So far we encountered two types of data: tabular data and image data. For the latter we designed specialized layers to take advantage of the regularity in them. In other words, if we were to permute the pixels in an image, it would be much more difficult to reason about its content of something that would look much like the background of a test pattern in the times of analog TV.

Most importantly, so far we tacitly assumed that our data are all drawn from some distribution, and all the examples are independently and identically distributed (i.i.d.). Unfortunately, this is not true for most data. For instance, the words in this paragraph are written in sequence, and it would be quite difficult to decipher its meaning if they were permuted randomly. Likewise, image frames in a video, the audio signal in a conversation, and the browsing behavior on a website, all follow sequential order. It is thus reasonable to assume that specialized models for such data will do better at describing them.

Another issue arises from the fact that we might not only receive a sequence as an input but rather might be expected to continue the sequence. For instance, the task could be to continue the series \(2, 4, 6, 8, 10, \ldots\) This is quite common in time series analysis, to predict the stock market, the fever curve of a patient, or the acceleration needed for a race car. Again we want to have models that can handle such data.

In short, while CNNs can efficiently process spatial information, recurrent neural networks (RNNs) are designed to better handle sequential information. RNNs introduce state variables to store past information, together with the current inputs, to determine the current outputs.

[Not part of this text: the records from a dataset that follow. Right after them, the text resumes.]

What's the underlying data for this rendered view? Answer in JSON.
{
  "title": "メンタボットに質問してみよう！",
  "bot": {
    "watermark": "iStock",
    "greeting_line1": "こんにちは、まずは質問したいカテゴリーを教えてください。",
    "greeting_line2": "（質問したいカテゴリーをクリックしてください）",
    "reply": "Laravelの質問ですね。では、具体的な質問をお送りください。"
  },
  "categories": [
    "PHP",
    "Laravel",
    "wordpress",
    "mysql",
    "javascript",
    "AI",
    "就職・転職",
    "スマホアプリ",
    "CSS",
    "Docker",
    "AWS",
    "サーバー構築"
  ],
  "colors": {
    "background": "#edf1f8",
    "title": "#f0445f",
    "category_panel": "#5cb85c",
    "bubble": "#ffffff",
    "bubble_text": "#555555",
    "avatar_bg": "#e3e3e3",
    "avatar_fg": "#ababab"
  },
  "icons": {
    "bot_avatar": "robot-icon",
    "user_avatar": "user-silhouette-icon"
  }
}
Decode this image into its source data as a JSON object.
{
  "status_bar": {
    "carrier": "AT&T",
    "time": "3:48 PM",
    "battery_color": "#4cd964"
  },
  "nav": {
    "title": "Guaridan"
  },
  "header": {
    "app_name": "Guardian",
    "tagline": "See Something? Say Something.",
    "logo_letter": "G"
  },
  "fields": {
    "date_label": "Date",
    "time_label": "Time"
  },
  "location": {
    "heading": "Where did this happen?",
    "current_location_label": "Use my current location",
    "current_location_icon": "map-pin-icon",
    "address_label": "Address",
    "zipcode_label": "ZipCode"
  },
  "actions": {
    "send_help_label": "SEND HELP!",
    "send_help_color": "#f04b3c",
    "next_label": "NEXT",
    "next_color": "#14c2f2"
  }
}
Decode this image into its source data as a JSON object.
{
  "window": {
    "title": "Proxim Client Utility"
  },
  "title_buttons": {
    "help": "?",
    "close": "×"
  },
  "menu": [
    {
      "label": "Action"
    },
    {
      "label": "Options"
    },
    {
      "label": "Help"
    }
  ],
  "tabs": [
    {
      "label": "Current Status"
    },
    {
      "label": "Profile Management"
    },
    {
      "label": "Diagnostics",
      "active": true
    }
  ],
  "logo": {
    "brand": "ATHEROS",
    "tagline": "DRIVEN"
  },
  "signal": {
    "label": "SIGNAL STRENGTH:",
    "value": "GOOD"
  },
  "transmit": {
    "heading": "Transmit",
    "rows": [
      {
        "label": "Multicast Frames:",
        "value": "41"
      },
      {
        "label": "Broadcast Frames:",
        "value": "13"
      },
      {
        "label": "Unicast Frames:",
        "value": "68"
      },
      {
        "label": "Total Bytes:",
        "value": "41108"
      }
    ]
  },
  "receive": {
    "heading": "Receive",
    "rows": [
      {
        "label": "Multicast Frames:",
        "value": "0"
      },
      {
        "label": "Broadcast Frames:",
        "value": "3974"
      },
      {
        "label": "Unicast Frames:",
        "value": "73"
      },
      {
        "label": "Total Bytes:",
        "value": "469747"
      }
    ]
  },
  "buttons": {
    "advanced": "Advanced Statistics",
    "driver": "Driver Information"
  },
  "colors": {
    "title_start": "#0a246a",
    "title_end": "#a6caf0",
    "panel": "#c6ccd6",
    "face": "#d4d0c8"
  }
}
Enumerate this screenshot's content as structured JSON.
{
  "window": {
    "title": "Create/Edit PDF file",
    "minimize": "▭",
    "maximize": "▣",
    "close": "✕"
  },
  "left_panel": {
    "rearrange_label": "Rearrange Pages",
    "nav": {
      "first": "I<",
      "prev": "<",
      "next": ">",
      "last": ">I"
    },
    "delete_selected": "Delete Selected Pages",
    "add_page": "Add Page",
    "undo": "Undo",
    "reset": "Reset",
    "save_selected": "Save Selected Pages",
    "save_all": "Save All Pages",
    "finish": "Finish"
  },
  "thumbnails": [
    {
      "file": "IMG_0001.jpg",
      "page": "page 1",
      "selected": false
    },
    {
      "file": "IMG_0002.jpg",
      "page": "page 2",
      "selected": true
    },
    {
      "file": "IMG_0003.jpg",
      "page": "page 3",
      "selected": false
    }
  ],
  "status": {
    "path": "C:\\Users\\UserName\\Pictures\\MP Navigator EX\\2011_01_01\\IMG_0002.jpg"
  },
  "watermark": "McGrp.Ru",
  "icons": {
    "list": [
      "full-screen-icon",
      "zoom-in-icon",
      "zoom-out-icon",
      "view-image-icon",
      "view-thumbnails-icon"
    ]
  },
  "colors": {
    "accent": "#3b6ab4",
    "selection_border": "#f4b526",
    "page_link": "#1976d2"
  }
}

Many of the examples for using recurrent networks are based on text data. Hence, we will emphasize language models in this chapter. After a more formal review of sequence data we introduce practical techniques for preprocessing text data. Next, we discuss basic concepts of a language model and use this discussion as the inspiration for the design of RNNs. In the end, we describe the gradient calculation method for RNNs to explore problems that may be encountered when training such networks.